Aydingoz U, Oguz B, Aydingoz O, Comert RB, Akgun I. The deep infrapatellar bursa: Prevalence and morphology on routine magnetic resonance imaging of the knee. J Comput Assist Tomogr 2004;28:557-61. doi: 10.1097/00004728-200407000-00020.  Back to cited text no. 13
[PUBMED]    
14.
Viegas FC, Aguiar RO, Gasparetto E, Marchiori E, Trudell DJ, Haghighi P, et al. Deep and superficial infrapatellar bursae: Cadaveric investigation of regional anatomy using magnetic resonance after ultrasound-guided bursography. Skeletal Radiol 2007;36:41-6. doi: 10.1007/s00256-006-0142-0.  Back to cited text no. 14
[PUBMED]    
15.
Labropoulos N, Shifrin DA, Paxinos O. New insights into the development of popliteal cysts. Br J Surg 2004;91:1313-8. doi: 10.1002/bjs.4635.  Back to cited text no. 15
[PUBMED]    
16.
Rupp S, Seil R, Jochum P, Kohn D. Popliteal cysts in adults. Prevalence, associated intraarticular lesions, and results after arthroscopic treatment. Am J Sports Med 2002;30:112-5. doi: 10.1097/00013644-200209000-00026  Back to cited text no. 16
[PUBMED]    


    Figures

  [Figure 1], [Figure 2]
 
 
    Tables

  [Table 1]


This article has been cited by
1 Do we still need fluoroscopy to perform injections in the musculoskeletal system?
Carmelo Messina,Davide Orlandi,Luca Maria Sconfienza
Skeletal Radiology. 2016;
[Pubmed] | [DOI]



 

Top
 
 
  Search
 
Similar in PUBMED
   Search Pubmed for
   Search in Google Scholar for
 Related articles
Access Statistics
Email Alert *
Add to My List *
* Registration required (free)

 
  In this article
Abstract
Introduction
Methods
Results
Discussion
References
Article Figures
Article Tables

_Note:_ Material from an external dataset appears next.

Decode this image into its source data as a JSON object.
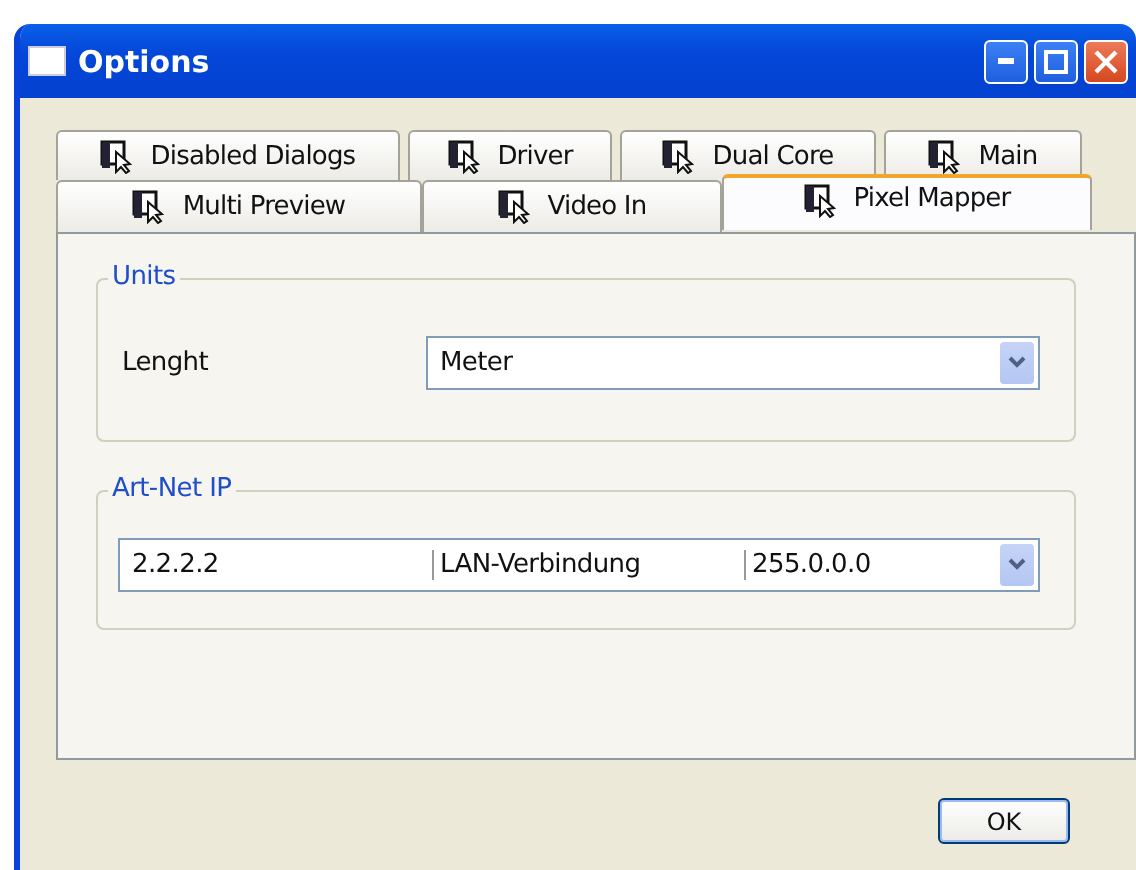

 Article Access Statistics
    Viewed677    
    Printed13    
    Emailed0    
    PDF Downloaded129    
    Comments [Add]    
    Cited by others 1    

Recommend this journal




京ICP备05052599号